One more thing…

Greek is an alphabetic European script that, even if it is not written, always looks somewhat familiar especially in its typographic form. Nevertheless, to design it and typeset it correctly one needs to be familiar with its “peculiarity” compared to Latin. The Greek question mark is the Latin semicolon, the Greek semicolon is the Latin middle dot that is positioned a bit higher. The Greek lowercase always has accents and sometimes many accents and breath marks — if we set our text in Polytonic (not the official written system since 1982). But when written in capital letters, none of the accents and breath marks survive except for the dieresis. We prefer «French style quotes» and prefer our accents at the start of the sentence hanging. We even have our own ampersand, which is actually a conjunction of the word και (and), and it also has an uppercase form (there are two Unicode values). Then again, there is no keyboard layout to support it, so if you want to use it, then drag it or paste it from the character/glyph panel — if the font contains it. Even more bizarre is the Drachma symbol (Greek currency prior to the Euro) that never had a typographic form: the three consonants (δρχ) of the word were written before the number. If you are reminiscing those days when Greece had its own currency and you’d like to type it with style, our own Alverata has a few of them. 🙂

And lastly, what is needed: monotonic or polytonic Greek? In 2017 Google commissioned proposals for the standardisation of the Greek character set by defining the usage of Greek rather than simply following Unicode codepages. The sets have a specific structure and hierarchy:

General Use

• Core — Basic monotonic set for everyday modern Greek

• Plus — Basic polytonic set for scholarly Greek

• Expert — Small caps for Core and Plus sets, superscript letters

Scholarly Use

• Pro — Extended Polytonic set for ancient Greek studies

• Archaic — Variable letterforms for ancient texts, papyri

• Ancient — Musical symbols, Greek and Byzantine musical symbols

• Coptic — Liturgical language for Coptic church


  • Greek Letters: From Tablets to Pixels, Michael S. Macrakis (Oak Knoll Press, 1996)

  • Στοιχεία της τυπογραφικής τέχνης, Robert Bringhurst ;μετάφραση Γιώργος Δ. Ματθιόπουλος (2001)

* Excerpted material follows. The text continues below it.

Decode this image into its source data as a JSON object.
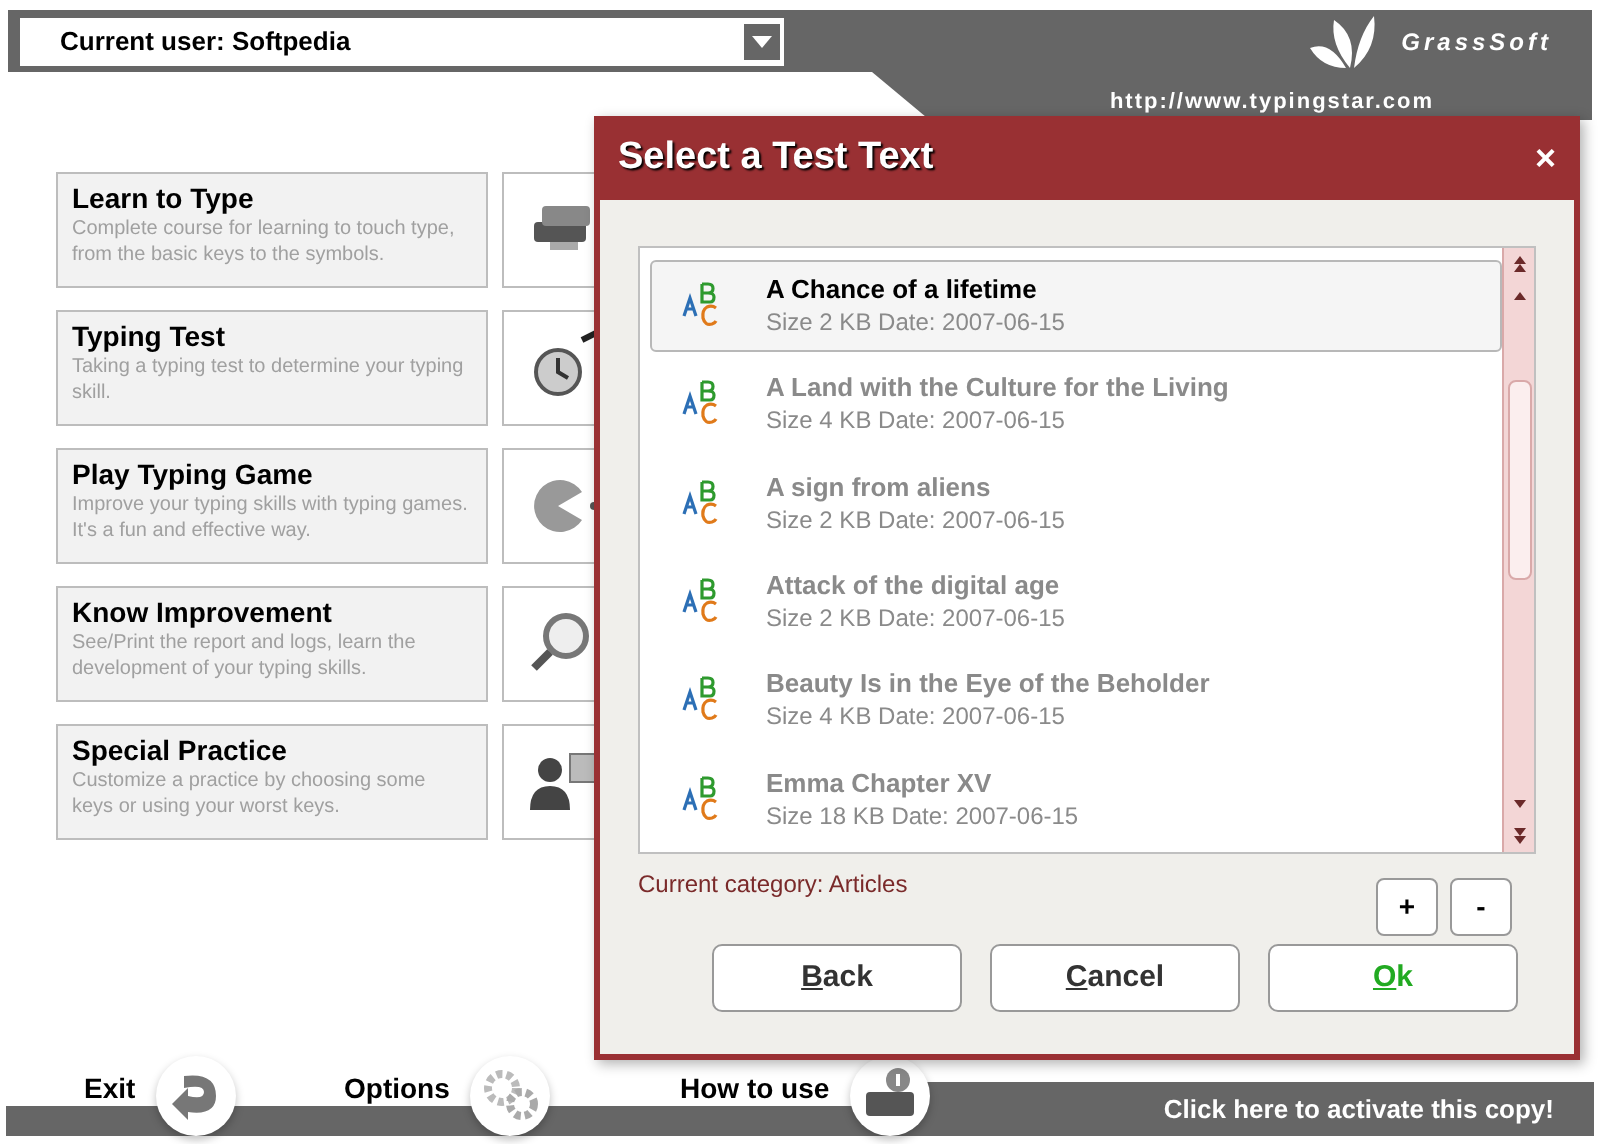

  • Θέματα Αναπαραγωγής Και Εκτύπωσης, Klimis Mastoridis (1987)

  • Το γράψιμο και η αγωγή, Μαρία Αμαριώτου, (Φλάμμα, 1935)

  • Εγχειρίδιο Ελληνικής και Λατινικής παλαιογραφίας, [An Introduction to Greek and Latin Palaeography], Edward Maunde Thompson ; μετάφραση Σπ. Λάμπρου (1903)

  • «Προβλήματα ελληνικής ορολογίας», discussion forum “Hegrade” (2006)

  • «Ανατομία του γράμματος», grDesign magazine (2013)

  • «Γράμματα – Τυπογραφία», Πανεπιστήμιο Δυτικής Αττικής, Τμήμα Γραφιστικής και Οπτικής Επικοινωνίας, Κατεύθυνση Γραφιστικής, Γ εξάμηνο σπουδών [undergraduate graphic design course material] (2019)

  • «Η ανατομία των τυπογραφικών στοιχείων», (2012)

  • «Εισαγωγή στην τυπογραφία», Πανεπιστήμιο Δυτικής Μακεδονίας Παιδαγωγικό Τμήμα Νηπιαγωγών, Αν. Καθηγήτρια: Ι. Βαμβακίδου [undergraduate pre-school education course material] (2015)


Download the PDF Greek Type Anatomy.